Associate Professor, Neuroscience
- BS, Biochemistry, University of Tubingen
- PhD, Neuroscience, Free University of Berlin
- Postdoc, Hearing Research, Oregon Health Sciences University
Nueroscience Dept., MR4 -Room # 5144
409 Lane Road
Charlottesville, VA 22908
Biochemistry, Biotechnology, Cell and Developmental Biology, Molecular Biology, Neuroscience
Repair of the stereocilia actin core (project leader: Elizabeth Wagner)
Hair bundles are complex structures that have to be maintained throughout the life of the organism, because mature mammalian hair cells cannot be regenerated. Therefore, there are likely many mechanisms in place to repair the damage that builds up over time from the constant mechanical stress to which hair cells are exposed. My research primarily focuses on the repair of the F-actin-based stereocilia cores, which can be damaged by loud noise. The damaged sites appear as gaps in phalloidin staining of F-actin. Other groups have shown that monomeric actin and F-actin associated factors are enriched at these sites, suggesting that they are being repaired by localized F-actin remodeling. Supporting this hypothesis, I have shown that the number of phalloidin-negative gaps decrease to levels no longer significant from baseline within one week of exposure to damaging noise. Additionally, by labeling newly synthesized actin following noise exposure, I have shown the incorporation of discrete patches of F-actin along the length of the stereocilia core, which we propose to be sites of repaired damage.
I also am interested in determining the mechanism by which stereocilia F-actin is repaired. We have several pieces of evidence suggesting that a protein known as XIRP2 is involved in the process. First, XIRP2 immunostaining is enriched at phalloidin-negative gaps in stereocilia. Second, Xirp2-null mice develop large numbers of phalloidin-negative gaps in the absence of noise overstimulation, suggesting they are building up over time in the absence of efficient repair. And finally, XIRP2 seems to be required for the repair of gaps, because, unlike in wild type mice, the number of gaps following noise exposure does not decrease back to baseline levels following loud noise exposure in Xirp2-null mice.
Currently I am working to determine the mechanism by which XIRP2 is involved the repair of gaps. Preliminary evidence suggests that monomeric g-actin is less efficiently recruited to damaged sites in the absence of XIRP2. I also plan to determine whether other F-actin associated factors are less enriched in gaps in Xirp2-null mice and whether XIRP2 directly interacts with any of these factors.

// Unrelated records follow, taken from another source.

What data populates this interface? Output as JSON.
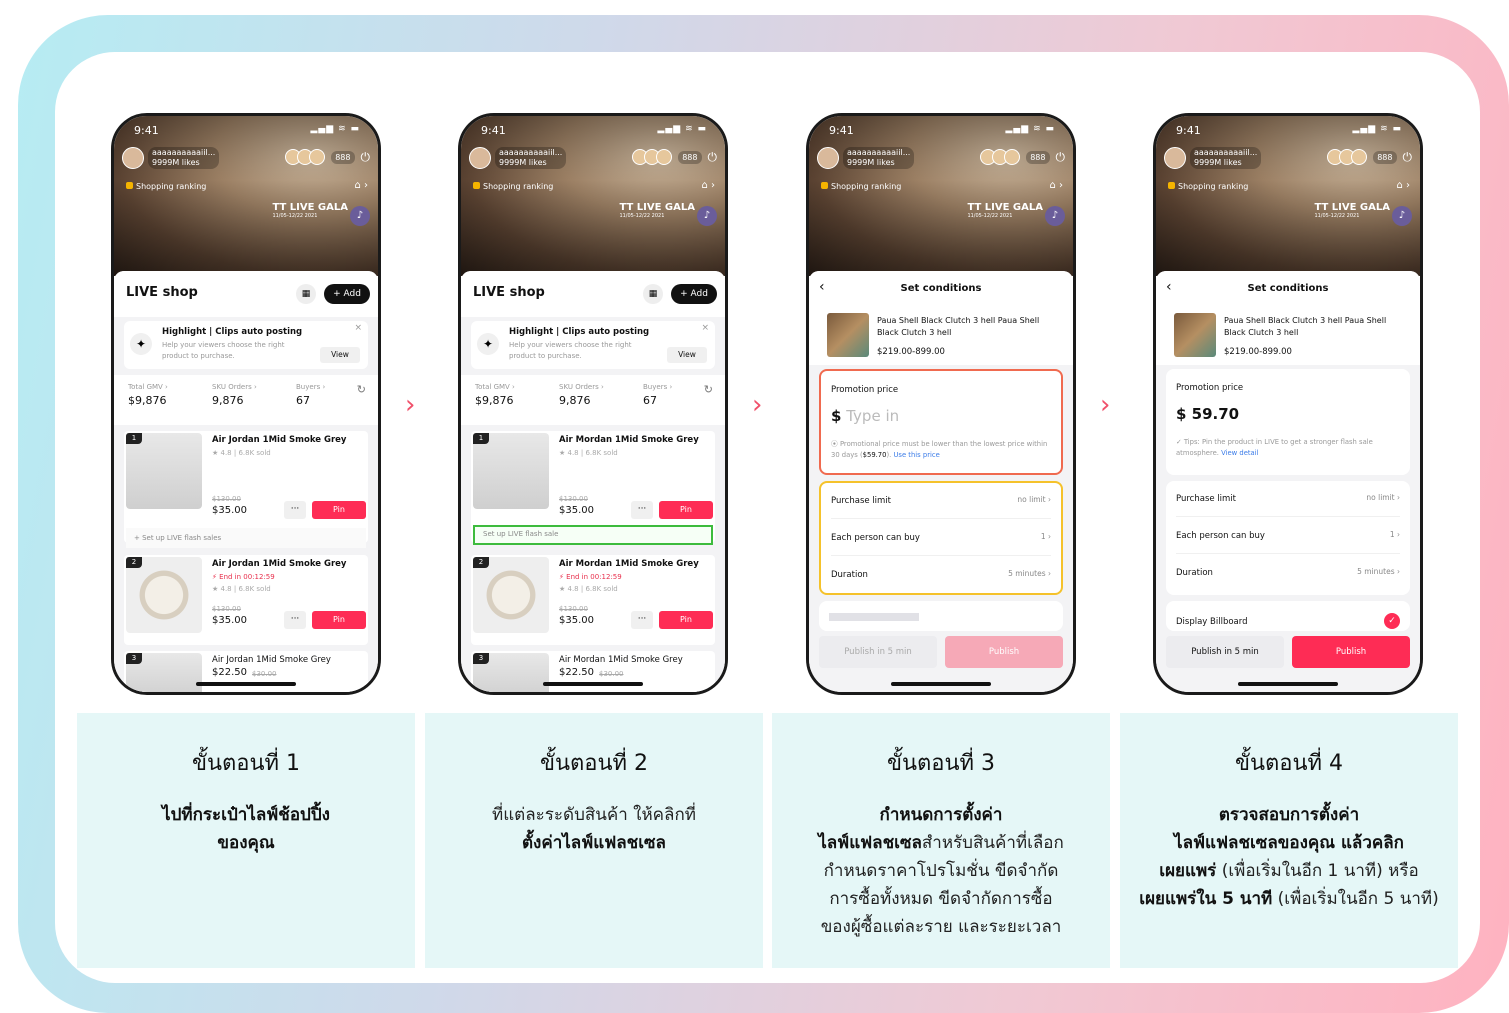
{
  "colors": {
    "accent": "#fe2c55",
    "highlight_green": "#3dbb3d",
    "highlight_red": "#f06a4f",
    "highlight_yellow": "#f5c22b",
    "card_bg": "#e5f7f7"
  },
  "status_time": "9:41",
  "status_icons": "▂▄▆ ≋ ▬",
  "live": {
    "host": "aaaaaaaaaaiil...",
    "likes": "9999M likes",
    "viewers": "888",
    "ranking": "Shopping ranking",
    "gala": "TT LIVE GALA",
    "gala_date": "11/05-12/22 2021",
    "gala_icon": "tiktok-icon"
  },
  "shop": {
    "title": "LIVE shop",
    "add": "+ Add",
    "grid_icon": "grid-icon",
    "highlight_title": "Highlight | Clips auto posting",
    "highlight_desc": "Help your viewers choose the right product to purchase.",
    "highlight_view": "View",
    "close": "×",
    "sparkle": "✦",
    "stats": [
      {
        "label": "Total GMV ›",
        "value": "$9,876"
      },
      {
        "label": "SKU Orders ›",
        "value": "9,876"
      },
      {
        "label": "Buyers ›",
        "value": "67"
      }
    ],
    "refresh": "↻",
    "flash": "+ Set up LIVE flash sales",
    "flash_green": "Set up LIVE flash sale",
    "more": "···",
    "pin": "Pin"
  },
  "phone1": {
    "p1": {
      "rank": "1",
      "name": "Air Jordan 1Mid Smoke Grey",
      "rate": "★ 4.8 | 6.8K sold",
      "old": "$130.00",
      "price": "$35.00"
    },
    "p2": {
      "rank": "2",
      "name": "Air Jordan 1Mid Smoke Grey",
      "end": "⚡ End in 00:12:59",
      "rate": "★ 4.8 | 6.8K sold",
      "old": "$130.00",
      "price": "$35.00"
    },
    "p3": {
      "rank": "3",
      "name": "Air Jordan 1Mid Smoke Grey",
      "price": "$22.50",
      "old": "$30.00"
    }
  },
  "phone2": {
    "p1": {
      "rank": "1",
      "name": "Air Mordan 1Mid Smoke Grey",
      "rate": "★ 4.8 | 6.8K sold",
      "old": "$130.00",
      "price": "$35.00"
    },
    "p2": {
      "rank": "2",
      "name": "Air Mordan 1Mid Smoke Grey",
      "end": "⚡ End in 00:12:59",
      "rate": "★ 4.8 | 6.8K sold",
      "old": "$130.00",
      "price": "$35.00"
    },
    "p3": {
      "rank": "3",
      "name": "Air Mordan 1Mid Smoke Grey",
      "price": "$22.50",
      "old": "$30.00"
    }
  },
  "cond": {
    "title": "Set conditions",
    "back": "‹",
    "product": "Paua Shell Black Clutch 3 hell Paua Shell Black Clutch 3 hell",
    "range": "$219.00-899.00",
    "promo_label": "Promotion price",
    "placeholder_sym": "$",
    "placeholder": "Type in",
    "note_pre": "⦿ Promotional price must be lower than the lowest price within 30 days (",
    "note_price": "$59.70",
    "note_post": "). ",
    "note_link": "Use this price",
    "value": "$ 59.70",
    "tip": "✓ Tips: Pin the product in LIVE to get a stronger flash sale atmosphere. ",
    "tip_link": "View detail",
    "limits": [
      {
        "label": "Purchase limit",
        "value": "no limit ›"
      },
      {
        "label": "Each person can buy",
        "value": "1 ›"
      },
      {
        "label": "Duration",
        "value": "5 minutes ›"
      }
    ],
    "billboard": "Display Billboard",
    "check": "✓",
    "publish5": "Publish in 5 min",
    "publish": "Publish"
  },
  "arrow": "›",
  "steps": [
    {
      "title": "ขั้นตอนที่ 1",
      "b1": "ไปที่กระเป๋าไลฟ์ช้อปปิ้ง",
      "b2": "ของคุณ"
    },
    {
      "title": "ขั้นตอนที่ 2",
      "l1": "ที่แต่ละระดับสินค้า ให้คลิกที่",
      "b1": "ตั้งค่าไลฟ์แฟลชเซล"
    },
    {
      "title": "ขั้นตอนที่ 3",
      "b1": "กำหนดการตั้งค่า",
      "b2": "ไลฟ์แฟลชเซล",
      "t2": "สำหรับสินค้าที่เลือก",
      "l3": "กำหนดราคาโปรโมชั่น ขีดจำกัด",
      "l4": "การซื้อทั้งหมด ขีดจำกัดการซื้อ",
      "l5": "ของผู้ซื้อแต่ละราย และระยะเวลา"
    },
    {
      "title": "ขั้นตอนที่ 4",
      "b1": "ตรวจสอบการตั้งค่า",
      "b2": "ไลฟ์แฟลชเซลของคุณ แล้วคลิก",
      "b3": "เผยแพร่",
      "t3": " (เพื่อเริ่มในอีก 1 นาที) หรือ",
      "b4": "เผยแพร่ใน 5 นาที",
      "t4": " (เพื่อเริ่มในอีก 5 นาที)"
    }
  ]
}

Myosin-VIIA (Myo7a) in tip link tension (project leader: Sihan Li)
Mutations in myosin-VIIa (MYO7A) cause Usher syndrome type 1, characterized by combined deafness and blindness. MYO7A is proposed to function as a motor that tensions the hair cell mechanotransduction (MET) complex, but conclusive evidence is lacking. We made the surprising discovery that multiple MYO7A isoforms are expressed in the mouse cochlea. In mice with a specific deletion of the canonical isoform (Myo7a-ΔC mouse), MYO7A is severely diminished in inner hair cells (IHCs), while expression in outer hair cells is affected tonotopically. IHCs of Myo7a-ΔC mice undergo normal development, but exhibit reduced resting open probability and slowed onset of MET currents, consistent with MYO7A’s proposed role in tensioning the tip link. Mature IHCs of Myo7a-ΔC mice degenerate over time, giving rise to progressive hearing loss. Taken together, our study reveals an unexpected isoform diversity of MYO7A expression in the cochlea and highlights MYO7A’s essential role in tensioning the hair cell MET complex.
In continuing studies, we are investigating the presence and functional relevance of other isoforms of MYO7A in hair cells. We are also interested in identifying the cis- and trans-factor that regulate the cell-type specific expression of the various MYO7A isoforms.
Cuticular plate in hair cell function (project leader: Tingting Du)
A more recent interest concerns molecules (e.g. LMO7) that are indispensable for the integrity of the cuticular plate, which provides the mechanical foundation for the hair bundle.
Repair of the hair cell mechanotransduction complex:
A long-standing interest of the lab has been the repair of the tip link and mechanotransduction (MET) complex. Our most recent work has established that myosin-VIIa is the tip link motor that provides tension to the MET complex and is essential for the sensitivity of hearing. Our next step is to study the mechanisms that mediate the repair of the tip link and MET complex, which can be damaged by external stresses such as age and noise.